_WORK ITEM_
Print each entry in full, word for word, with no pictures in the result.

_RECORDS SUPPLIED_
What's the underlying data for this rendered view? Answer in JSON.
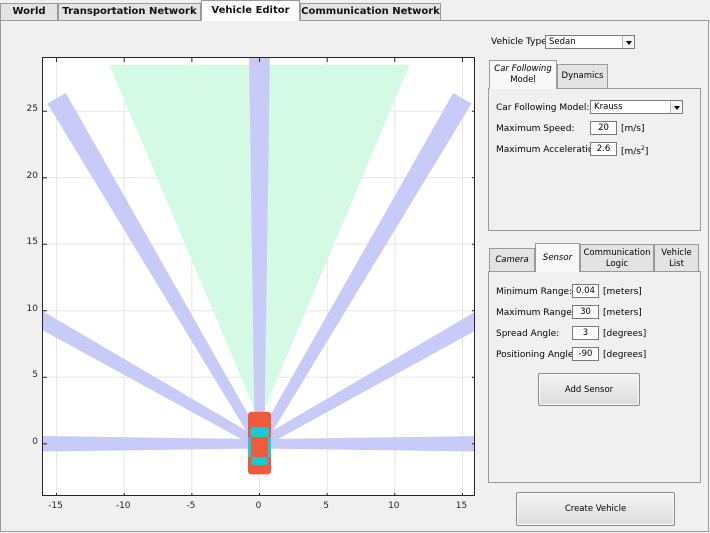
{
  "tabs": [
    "World",
    "Transportation Network",
    "Vehicle Editor",
    "Communication Network"
  ],
  "vehicle_type": {
    "label": "Vehicle Type",
    "value": "Sedan"
  },
  "model_tabs": {
    "car_following": [
      "Car Following",
      "Model"
    ],
    "dynamics": "Dynamics"
  },
  "car_following": {
    "model_label": "Car Following Model:",
    "model_value": "Krauss",
    "max_speed_label": "Maximum Speed:",
    "max_speed_value": "20",
    "max_speed_unit": "[m/s]",
    "max_accel_label": "Maximum Acceleration:",
    "max_accel_value": "2.6",
    "max_accel_unit": "[m/s",
    "max_accel_unit_sup": "2",
    "max_accel_unit_end": "]"
  },
  "sensor_tabs": {
    "camera": "Camera",
    "sensor": "Sensor",
    "comm_logic": [
      "Communication",
      "Logic"
    ],
    "vehicle_list": [
      "Vehicle",
      "List"
    ]
  },
  "sensor": {
    "min_range_label": "Minimum Range:",
    "min_range_value": "0.04",
    "min_range_unit": "[meters]",
    "max_range_label": "Maximum Range:",
    "max_range_value": "30",
    "max_range_unit": "[meters]",
    "spread_label": "Spread Angle:",
    "spread_value": "3",
    "spread_unit": "[degrees]",
    "pos_label": "Positioning Angle:",
    "pos_value": "-90",
    "pos_unit": "[degrees]",
    "add_button": "Add Sensor"
  },
  "create_button": "Create Vehicle",
  "colors": {
    "camera_fov": "#d4fae6",
    "sensor_beam": "#c8caf7",
    "car_body": "#f05a3c",
    "car_glass": "#1ec8d2"
  },
  "plot": {
    "xlim": [
      -16,
      16
    ],
    "ylim": [
      -4,
      29
    ],
    "xticks": [
      "-15",
      "-10",
      "-5",
      "0",
      "5",
      "10",
      "15"
    ],
    "xtick_values": [
      -15,
      -10,
      -5,
      0,
      5,
      10,
      15
    ],
    "yticks": [
      "0",
      "5",
      "10",
      "15",
      "20",
      "25"
    ],
    "ytick_values": [
      0,
      5,
      10,
      15,
      20,
      25
    ],
    "grid": true,
    "camera_fov": {
      "origin": [
        0,
        1.7
      ],
      "range": 29,
      "half_angle_deg": 22.5
    },
    "sensor_beams_deg": [
      0,
      30,
      60,
      90,
      120,
      150,
      180
    ],
    "sensor_spread_deg": 3,
    "sensor_range": 30
  }
}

_COMPLETED TASK_
What's the underlying data for this rendered view? Answer in JSON.
{
  "tabs": [
    "World",
    "Transportation Network",
    "Vehicle Editor",
    "Communication Network"
  ],
  "vehicle_type": {
    "label": "Vehicle Type",
    "value": "Sedan"
  },
  "model_tabs": {
    "car_following": [
      "Car Following",
      "Model"
    ],
    "dynamics": "Dynamics"
  },
  "car_following": {
    "model_label": "Car Following Model:",
    "model_value": "Krauss",
    "max_speed_label": "Maximum Speed:",
    "max_speed_value": "20",
    "max_speed_unit": "[m/s]",
    "max_accel_label": "Maximum Acceleration:",
    "max_accel_value": "2.6",
    "max_accel_unit": "[m/s",
    "max_accel_unit_sup": "2",
    "max_accel_unit_end": "]"
  },
  "sensor_tabs": {
    "camera": "Camera",
    "sensor": "Sensor",
    "comm_logic": [
      "Communication",
      "Logic"
    ],
    "vehicle_list": [
      "Vehicle",
      "List"
    ]
  },
  "sensor": {
    "min_range_label": "Minimum Range:",
    "min_range_value": "0.04",
    "min_range_unit": "[meters]",
    "max_range_label": "Maximum Range:",
    "max_range_value": "30",
    "max_range_unit": "[meters]",
    "spread_label": "Spread Angle:",
    "spread_value": "3",
    "spread_unit": "[degrees]",
    "pos_label": "Positioning Angle:",
    "pos_value": "-90",
    "pos_unit": "[degrees]",
    "add_button": "Add Sensor"
  },
  "create_button": "Create Vehicle",
  "colors": {
    "camera_fov": "#d4fae6",
    "sensor_beam": "#c8caf7",
    "car_body": "#f05a3c",
    "car_glass": "#1ec8d2"
  },
  "plot": {
    "xlim": [
      -16,
      16
    ],
    "ylim": [
      -4,
      29
    ],
    "xticks": [
      "-15",
      "-10",
      "-5",
      "0",
      "5",
      "10",
      "15"
    ],
    "xtick_values": [
      -15,
      -10,
      -5,
      0,
      5,
      10,
      15
    ],
    "yticks": [
      "0",
      "5",
      "10",
      "15",
      "20",
      "25"
    ],
    "ytick_values": [
      0,
      5,
      10,
      15,
      20,
      25
    ],
    "grid": true,
    "camera_fov": {
      "origin": [
        0,
        1.7
      ],
      "range": 29,
      "half_angle_deg": 22.5
    },
    "sensor_beams_deg": [
      0,
      30,
      60,
      90,
      120,
      150,
      180
    ],
    "sensor_spread_deg": 3,
    "sensor_range": 30
  }
}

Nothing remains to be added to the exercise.